While wind energy is growing in favour due to it being a low-carbon and relatively low-cost process, the height of turbines – with the typical GE 1.5MW model consisting of 116ft blades atop a 212ft base – means it can also be a dangerous sector to work in.

Turbine-associated accidents were relatively unspoken about until a 2011 turbine fire killed two mechanics in the Netherlands, leading to increased awareness of other such incidents. Caithness Windfarm Information Forum compiled a summary of wind turbine accidents in June, highlighting that the trend is (unsurprisingly) rising as more turbines are built.

Numbers of recorded accidents reflect this, with an average of 33 accidents per year from 1998-2002, 81 accidents per year from 2003-2007, 144 accidents per year from 2008-12, and 167 accidents per year from 2013-17, inclusive.

Solar panel maintenance

Solar is a rapidly growing sector for green energy, with rising numbers of projects planned in the coming years. The placement of panels on roofs and in remote locations means workers face a range of potential hazards in the manufacture, installation and maintenance of solar energy. Such risks include arc flashes (which include arc flash burn and blast hazards), electric shocks, falls, and thermal burn hazards.

The Asian Correspondent says that due to the high numbers of solar sites springing up, solar is three times more dangerous than wind power and over 10 times more dangerous than nuclear power, by comparison to the amount of power produced.

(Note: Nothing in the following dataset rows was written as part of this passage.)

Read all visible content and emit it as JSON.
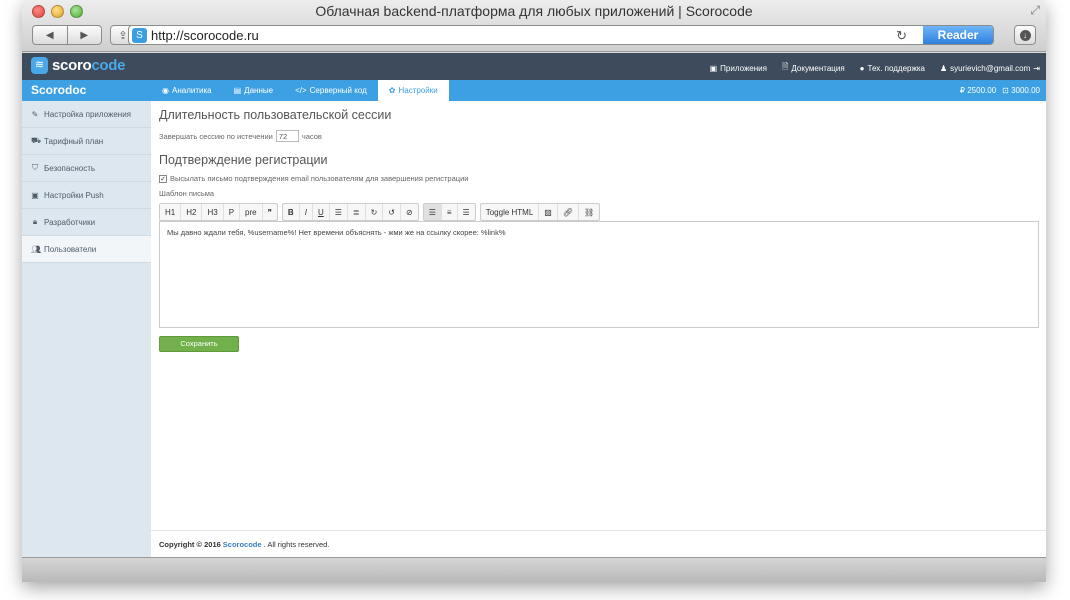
{
  "browser": {
    "window_title": "Облачная backend-платформа для любых приложений | Scorocode",
    "url": "http://scorocode.ru",
    "reader_label": "Reader"
  },
  "header": {
    "logo_text_left": "scoro",
    "logo_text_right": "code",
    "nav": {
      "apps": "Приложения",
      "docs": "Документация",
      "support": "Тех. поддержка",
      "user_email": "syurievich@gmail.com"
    }
  },
  "appbar": {
    "app_name": "Scorodoc",
    "tabs": [
      {
        "label": "Аналитика"
      },
      {
        "label": "Данные"
      },
      {
        "label": "Серверный код"
      },
      {
        "label": "Настройки"
      }
    ],
    "balance": {
      "amount": "2500.00",
      "secondary": "3000.00"
    }
  },
  "sidebar": {
    "items": [
      {
        "label": "Настройка приложения"
      },
      {
        "label": "Тарифный план"
      },
      {
        "label": "Безопасность"
      },
      {
        "label": "Настройки Push"
      },
      {
        "label": "Разработчики"
      },
      {
        "label": "Пользователи"
      }
    ]
  },
  "main": {
    "session_title": "Длительность пользовательской сессии",
    "session_prefix": "Завершать сессию по истечении",
    "session_value": "72",
    "session_suffix": "часов",
    "registration_title": "Подтверждение регистрации",
    "send_email_label": "Высылать письмо подтверждения email пользователям для завершения регистрации",
    "template_label": "Шаблон письма",
    "toolbar": {
      "h1": "H1",
      "h2": "H2",
      "h3": "H3",
      "p": "P",
      "pre": "pre",
      "quote": "❞",
      "bold": "B",
      "italic": "I",
      "underline": "U",
      "toggle_html": "Toggle HTML"
    },
    "editor_text": "Мы давно ждали тебя, %username%! Нет времени объяснять - жми же на ссылку скорее: %link%",
    "save_label": "Сохранить"
  },
  "footer": {
    "prefix": "Copyright © 2016",
    "brand": "Scorocode",
    "suffix": ". All rights reserved."
  },
  "colors": {
    "header_bg": "#3d4b5c",
    "accent_blue": "#3da0e3",
    "sidebar_bg": "#dde7ef",
    "save_green": "#71b04a"
  }
}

The Next Big Future estimates that there are 100-150 deaths in the solar roofing industry worldwide each year.

Oil and gas extraction 

According to the Center for Disease Control, between 2003 and 2009, 716 oil and gas extraction workers were killed on the job in the US alone, putting the annual fatality rate at 27.5 deaths per 100,000 workers.

The majority of these deaths were workers being struck by tools or equipment (20%), followed by explosions (8%), workers caught or compressed in moving machinery or tools (7%), and falls to lower levels (6%).

The same report stated that workers in an American oil and gas facility are seven times more likely to be killed on the job than the average worker. As the industry is more tightly regulated in the US than in other countries, global statistics are hard to pin down, but likely to be far higher.

Uranium mining

The main danger associated with the nuclear industry is the potential radiation effects of the materials mined. In addition to the occasional devastating accidents such as those seen at Fukushima in 2011 and Chernobyl in 1986, there are the health risks that come from protracted exposure to the radon decay products in uranium.

A study from The National Institute for Occupational Safety and Health, which looked at 3,238 uranium miners who worked underground for at least one month, reported 371 deaths from lung cancer, six times more than the expected figure. Similarly, 41 pneumoconiosis deaths were reported, 24 times higher than predicted and 13 deaths from tuberculosis were reported, four times higher than anticipated.

Overall, the group found that 1,595 of the miners died from mining-related health conditions.

Nuclear waste disposal

While the waste from nuclear power is far smaller than that produced by other methods of energy generation, it is a hazardous material that is incredibly difficult to dispose of. The waste also has an extremely long half-life, meaning it continues to be volatile for up to thousands of years after it has been stored. As such, risks are high for those involved in the storage, transportation and disposal of the material.

It is difficult to measure the impacts of radiation on the human body due to the slow and ‘hidden’ way it changes cells. However, aside from acute radiation symptoms such as seizures and hair loss, radioactive substances have longer-term health effects, causing chronic cardiovascular and gastrointestinal conditions, as well as diseases of the nervous system, diabetes and a host of cancers such as lung, skin, breast and stomach. 

Nuclear waste disposal completes the list of the seven most dangerous jobs in the energy sector.